I don't believe that Allen Ginsberg was quite the welcome guest to the Pound / Rudge household that Peter Russell suggests, at least not as far as Olga Rudge was concerned, writes William Blacker [further to the obituary of25 March]. I distinctly remember her telling me how Ginsberg, of whom, she said, neither of them had heard, encamped outside their house near Rapallo with some friends, started to make extraordinary wailing noises (apparently Hare Krishna chants in American accents) and refused to go away until the great poet agreed to see them. In other words, Ezra Pound only saw him in order to get rid of him. It made Rudge angry when people said that Ginsberg had been a friend of Pound's.

After Pound died in 1972, Rudge remained alone in Venice and was a familiar sight there walking slowly through the streets wearing a white hat, white coat, white-rimmed owl-like dark glasses, and using a white umbrella as a walking stick.

I knew her only towards the end of her life. I met her in 1987 when she was 92 (I was 24), but even then, and even when I last saw her when she was 98, she was still full of the extraordinary energy and enthusiasm of which Russell speaks, and usually had a beaming smile on her face.

The first time I met her was at a lecture given in Venice on the last night of the carnival.
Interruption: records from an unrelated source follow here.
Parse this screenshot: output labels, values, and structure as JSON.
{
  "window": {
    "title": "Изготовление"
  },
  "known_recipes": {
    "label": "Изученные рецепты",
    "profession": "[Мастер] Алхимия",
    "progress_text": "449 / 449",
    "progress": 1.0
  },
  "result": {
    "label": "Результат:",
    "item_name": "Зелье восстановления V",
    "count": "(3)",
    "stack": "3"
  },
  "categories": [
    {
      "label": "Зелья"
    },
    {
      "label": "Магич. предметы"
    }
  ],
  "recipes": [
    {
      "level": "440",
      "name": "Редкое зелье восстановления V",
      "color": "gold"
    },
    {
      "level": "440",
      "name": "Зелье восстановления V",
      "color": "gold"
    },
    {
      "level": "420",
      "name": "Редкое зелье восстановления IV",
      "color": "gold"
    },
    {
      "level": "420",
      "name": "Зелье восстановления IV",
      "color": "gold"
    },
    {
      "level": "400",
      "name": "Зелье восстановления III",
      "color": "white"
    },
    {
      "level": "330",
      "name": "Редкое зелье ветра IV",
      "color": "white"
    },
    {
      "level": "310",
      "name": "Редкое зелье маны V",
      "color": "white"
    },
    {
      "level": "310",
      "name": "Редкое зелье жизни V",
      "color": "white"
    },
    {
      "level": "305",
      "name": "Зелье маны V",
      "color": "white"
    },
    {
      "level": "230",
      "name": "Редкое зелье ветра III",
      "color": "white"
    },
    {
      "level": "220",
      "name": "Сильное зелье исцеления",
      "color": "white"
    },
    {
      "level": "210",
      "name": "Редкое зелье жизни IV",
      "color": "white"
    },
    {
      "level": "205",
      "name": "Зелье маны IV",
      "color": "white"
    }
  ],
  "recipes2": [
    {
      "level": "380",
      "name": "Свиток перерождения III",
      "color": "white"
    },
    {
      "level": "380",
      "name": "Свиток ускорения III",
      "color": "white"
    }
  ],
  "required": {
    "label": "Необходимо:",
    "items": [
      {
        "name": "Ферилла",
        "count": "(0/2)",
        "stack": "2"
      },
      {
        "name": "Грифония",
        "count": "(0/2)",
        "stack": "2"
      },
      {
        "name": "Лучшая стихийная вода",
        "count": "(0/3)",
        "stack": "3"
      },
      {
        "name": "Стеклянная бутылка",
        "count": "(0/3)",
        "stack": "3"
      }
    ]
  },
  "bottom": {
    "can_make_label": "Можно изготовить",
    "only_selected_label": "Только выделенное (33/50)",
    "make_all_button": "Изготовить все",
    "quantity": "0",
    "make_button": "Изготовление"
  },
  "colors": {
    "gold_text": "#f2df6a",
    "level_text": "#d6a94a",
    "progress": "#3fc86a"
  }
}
On leaving everyone told her that she should take the back route home to avoid being knocked over by the noisy, boisterous people singing and dancing in the crowded streets: "But it is precisely the people dancing and singing that I want to see" she replied, and off she went.